SEVEN RIFLE GRENADES in an abandoned sack were seized by SWAT Team in Paoay, Ilocos Norte.
If all ignited, the explosives could have blown up the nearby Laoa Bridge into pieces. Worse if motorists happen to be passing by in case of a blast.
Gorier if street boys gathering junks found them. Most likely, they would tinker for curiosity.
Thank God, the flashlight-like rifle grenades didn’t go into the street kids’ hand.
Speaking of explosives, ten suspected local makers of homemade bombs for illegal fishing were nabbed in a surprise police operation in the seaside village of La Paz in Laoag City.
Some people are truly incorrigible. They knew that their nefarious activity is unlawful, yet they still do it. When will they learn to reform themselves to be law-abiding citizens? When the hawk color turns from black to white?
If the marine kingdom could only speak like a human, probably it would be pleading now for mercy to stop abusive fishing activities such as indiscriminate use of explosives, obnoxious chemicals, and other destructive means.
THE TULFOS’ DAD. The controversial famous Tulfo brothers of the national media are now in hot water after broadcaster Erwin Tulfo lambasted DSWD Secretary Rolando Bautista, a retired Army general.

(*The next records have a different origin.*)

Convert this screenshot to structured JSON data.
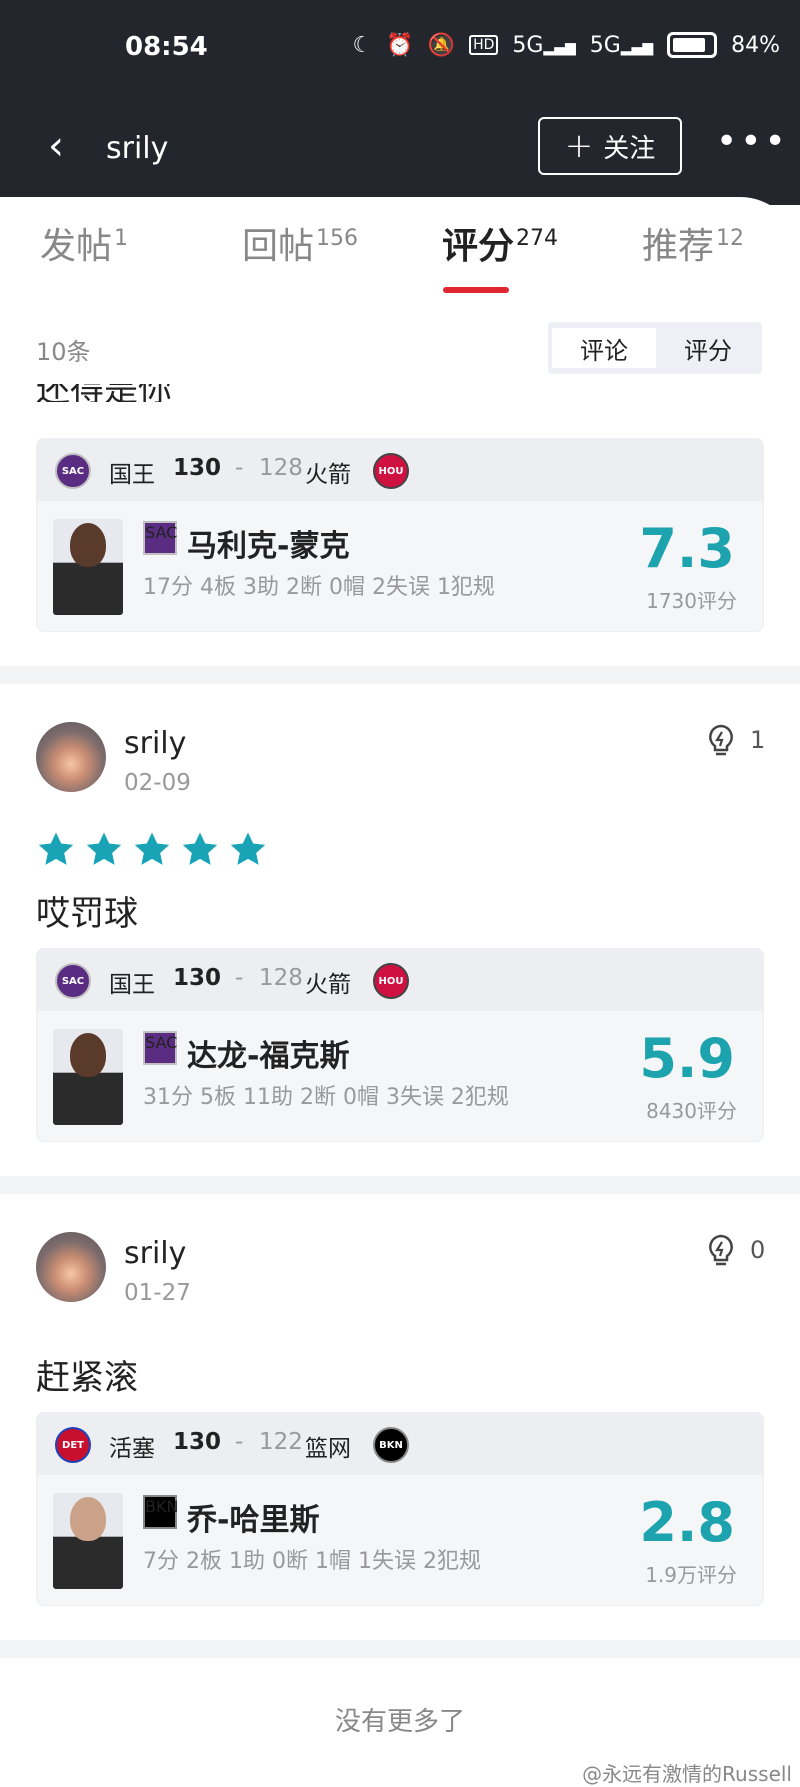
{
  "status": {
    "time": "08:54",
    "battery": "84%",
    "signal1": "5G",
    "signal2": "5G",
    "hd": "HD"
  },
  "header": {
    "title": "srily",
    "follow_label": "关注"
  },
  "tabs": [
    {
      "label": "发帖",
      "count": "1"
    },
    {
      "label": "回帖",
      "count": "156"
    },
    {
      "label": "评分",
      "count": "274"
    },
    {
      "label": "推荐",
      "count": "12"
    }
  ],
  "list": {
    "count_label": "10条",
    "toggle": [
      "评论",
      "评分"
    ],
    "clipped_text": "还得是你"
  },
  "cards": [
    {
      "home": "国王",
      "home_logo": "SAC",
      "home_score": "130",
      "away_score": "128",
      "away": "火箭",
      "away_logo": "HOU",
      "player": "马利克-蒙克",
      "player_logo": "SAC",
      "stats": "17分 4板 3助 2断 0帽 2失误 1犯规",
      "rating": "7.3",
      "votes": "1730评分"
    },
    {
      "home": "国王",
      "home_logo": "SAC",
      "home_score": "130",
      "away_score": "128",
      "away": "火箭",
      "away_logo": "HOU",
      "player": "达龙-福克斯",
      "player_logo": "SAC",
      "stats": "31分 5板 11助 2断 0帽 3失误 2犯规",
      "rating": "5.9",
      "votes": "8430评分"
    },
    {
      "home": "活塞",
      "home_logo": "DET",
      "home_score": "130",
      "away_score": "122",
      "away": "篮网",
      "away_logo": "BKN",
      "player": "乔-哈里斯",
      "player_logo": "BKN",
      "stats": "7分 2板 1助 0断 1帽 1失误 2犯规",
      "rating": "2.8",
      "votes": "1.9万评分"
    }
  ],
  "posts": [
    {
      "user": "srily",
      "date": "02-09",
      "likes": "1",
      "stars": 5,
      "text": "哎罚球"
    },
    {
      "user": "srily",
      "date": "01-27",
      "likes": "0",
      "stars": 0,
      "text": "赶紧滚"
    }
  ],
  "footer": {
    "no_more": "没有更多了",
    "watermark": "@永远有激情的Russell"
  },
  "colors": {
    "accent": "#e0262f",
    "rating": "#1ca3ad",
    "star": "#18a4b4"
  }
}
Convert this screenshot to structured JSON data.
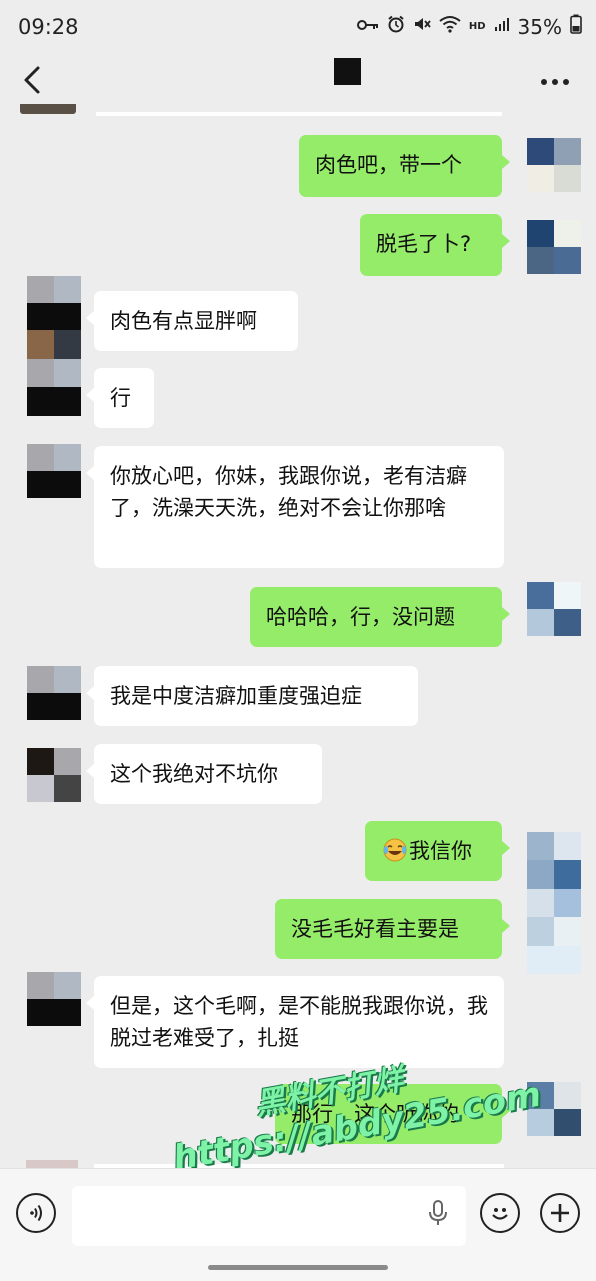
{
  "status_bar": {
    "time": "09:28",
    "battery": "35%",
    "hd_label": "HD"
  },
  "nav": {
    "back_icon": "chevron-left-icon",
    "more_icon": "more-dots-icon"
  },
  "messages": [
    {
      "side": "out",
      "text": "肉色吧，带一个"
    },
    {
      "side": "out",
      "text": "脱毛了卜?"
    },
    {
      "side": "in",
      "text": "肉色有点显胖啊"
    },
    {
      "side": "in",
      "text": "行"
    },
    {
      "side": "in",
      "text": "你放心吧，你妹，我跟你说，老有洁癖了，洗澡天天洗，绝对不会让你那啥"
    },
    {
      "side": "out",
      "text": "哈哈哈，行，没问题"
    },
    {
      "side": "in",
      "text": "我是中度洁癖加重度强迫症"
    },
    {
      "side": "in",
      "text": "这个我绝对不坑你"
    },
    {
      "side": "out",
      "emoji": "😂",
      "text": "我信你"
    },
    {
      "side": "out",
      "text": "没毛毛好看主要是"
    },
    {
      "side": "in",
      "text": "但是，这个毛啊，是不能脱我跟你说，我脱过老难受了，扎挺"
    },
    {
      "side": "out",
      "text": "那行，这个听你的"
    }
  ],
  "watermark": {
    "line1": "黑料不打烊",
    "line2": "https://abdy25.com"
  },
  "input_bar": {
    "voice_icon": "voice-icon",
    "mic_icon": "mic-icon",
    "emoji_icon": "emoji-icon",
    "plus_icon": "plus-icon"
  },
  "colors": {
    "background": "#ededed",
    "outgoing_bubble": "#95ec69",
    "incoming_bubble": "#ffffff"
  }
}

Did you know that the Tulfo brothers: Ramon, Raffy, Ben, and Erwin have Ilocano blood running in their veins?
The Wikipedia says the Tulfo bros’ father, the late Colonel Ramon S. Tulfo Sr. of the Philippine Constabulary was a native of Ilocos Norte and their mother, Caridad Teshiba, a plain housewife, was a Japanese-Filipina of Davao Oriental.
Occasionally, Raffy Tulfo was heard to mention in his TV5 program that their patriarch was an Ilocano.
The Tulfo bros probably inherited their father’s Ilocano-type brave behavior. As a military officer, it’s perceived that their dad was trained as a combatant soldier, who in his lifetime, had dropped the word Fear in his vocabulary.
No doubt, the Tulfo bros became fearless and hard-hitting broadcasters and columnists. As a result, they earned equal enemies and friends. The number of their foes and pals keeps increasing, so to speak.
The courageous trait of the Ilocanos proved true in the heroic exploits of revolutionary leaders during the Spanish colonial era like Diego Silang and wife Gabriela Silang of Ilocos Sur, brothers General Antonio Luna and great painter Juan Luna of Badoc, Ilocos Norte; and renegade priest Bishop Gregorio Aglipay and General Artemio Ricarte of Batac, Ilocos Norte, among others.
Independent observers asked: Did the Tulfo bros go wayward and abusive in their job under the guise of press freedom?
Their dad left a legacy of dashing courage running in their veins. Surely, they are proud of it.
Be that as it may, here’s a simple tip to fellow members of the Fourth Estate: Never cross beyond the fine line of propriety and prudence in the practice of the journalistic profession. #